Communicate these conservative efforts to your guest by listing them on your cocktail menu. Some guests may be ambivalent, but most are generally receptive to these types of eco-friendly initiatives. 

Utilize “spent” fruit

Juicing leaves you with a ton of leftover husks, especially if you’re a high-volume location. Despite common assumptions, these husks have an abundance of latent potential. Here are two ways you can get even more from your citrus fruits:

Zest before juicing

Any program serving classic cocktails is likely to garnish martinis, negronis, mules, and the like. Zesting (aka peeling) your citrus before juicing allows you to utilize every part of the fruit. This process can be easily incorporated into any prep routine. Not only can zests be repurposed for garnishing, but they can also be used in a kitchen or to infuse liquors such as limoncello. Zests quickly lose their oils once removed from the fruit, so use them before peeling more fruit specifically for dressing drinks. 

*Incorporating “scarred” fruit (fruit peeled for garnishing during a shift) into your juicing regimen is a must. This seems obvious, but many programs continue to throw away scarred fruit at the end of a shift.

Fresh Juice Bar Bottle Pour Spouts Bar Tools

Fresh Juice Bar Bottle Pour Spouts Bar Tools Garnish

Fresh Juice Bar Bottle Pour Spouts Bar Tools Garnish

Fresh Juice Bar Bottle Pour Spouts Bar Tools

Citrus stock or cordial

Take your spent citrus husks and boil them to extract their oils. Add some citric acid and a little fresh juice, and voila! You've got a citrus stock that you can use to enhance various cocktails (sometimes as a substitute for the juice itself).  Here’s a citrus stock recipe we love from the sustainability-focused cocktailing duo called Trash Tiki. 

Finally, we’d like to debunk the myth that citrus peels are not compostable. Citrus peels might not be a worm’s favorite meal, but they won’t harm the friendly critters that live in your compost pile.

 

Source cold-pressed juice 

Fresh Juice Bar Bottle Pour Spouts Bar Tools

Some locations aren’t able to effectively scale a fresh juicing program due to food safety concerns, size, volume, labor costs, or a myriad of restrictive operational factors. For these programs, we recommend a cold-pressed juice like Twisted Alchemy’s Bag-in-Box. Fresh-squeezed without the use of preservatives or damaging heat pasteurization, Twisted Alchemy uses state-of-the-art technology to produce an array of delicious juices with a refrigerated shelf life up to 120 days and no labor costs. Their cold-pressing technique utilizes High-Pressure Processing with the utmost food-safety standards.

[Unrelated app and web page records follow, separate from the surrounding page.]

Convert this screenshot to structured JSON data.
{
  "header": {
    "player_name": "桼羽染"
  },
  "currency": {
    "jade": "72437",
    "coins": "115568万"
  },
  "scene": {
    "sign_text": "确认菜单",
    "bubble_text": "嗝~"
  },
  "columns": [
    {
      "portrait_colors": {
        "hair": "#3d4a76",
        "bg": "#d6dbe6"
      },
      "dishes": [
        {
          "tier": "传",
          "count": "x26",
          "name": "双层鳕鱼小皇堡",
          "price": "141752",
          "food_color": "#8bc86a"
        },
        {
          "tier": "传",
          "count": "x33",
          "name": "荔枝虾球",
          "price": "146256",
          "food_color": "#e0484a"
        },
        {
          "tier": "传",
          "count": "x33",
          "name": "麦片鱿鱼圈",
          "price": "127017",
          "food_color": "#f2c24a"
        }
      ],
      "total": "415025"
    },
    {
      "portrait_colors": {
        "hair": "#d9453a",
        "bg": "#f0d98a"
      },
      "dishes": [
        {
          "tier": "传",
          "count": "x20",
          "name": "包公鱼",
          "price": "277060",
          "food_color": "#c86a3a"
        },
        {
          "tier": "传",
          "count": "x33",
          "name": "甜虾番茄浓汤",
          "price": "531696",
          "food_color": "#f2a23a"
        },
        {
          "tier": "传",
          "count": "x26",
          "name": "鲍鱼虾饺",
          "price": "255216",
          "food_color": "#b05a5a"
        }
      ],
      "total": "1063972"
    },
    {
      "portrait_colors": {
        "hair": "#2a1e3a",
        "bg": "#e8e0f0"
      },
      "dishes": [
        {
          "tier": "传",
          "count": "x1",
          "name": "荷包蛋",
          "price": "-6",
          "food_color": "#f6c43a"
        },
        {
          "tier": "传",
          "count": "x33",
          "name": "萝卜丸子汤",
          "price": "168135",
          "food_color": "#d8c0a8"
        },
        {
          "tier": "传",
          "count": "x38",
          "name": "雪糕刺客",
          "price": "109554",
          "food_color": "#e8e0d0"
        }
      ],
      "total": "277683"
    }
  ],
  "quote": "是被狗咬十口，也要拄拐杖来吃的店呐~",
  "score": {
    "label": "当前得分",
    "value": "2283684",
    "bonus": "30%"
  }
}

The squeeze

Proper planning is crucial to maximizing the efficacy of any fresh juice program. Perform frequent audits and assess opportunities for improvement. Implement SOP’s to increase operational efficiency, cut costs, and reduce your footprint. Include these tips on your journey to developing a more successful and sustainable citrus program in your bar or restaurant. 

Got a tip on how to incorporate sustainability into a craft cocktail program? Drop us a line at partnerships@crewbottleco.com. We’d love to hear from you!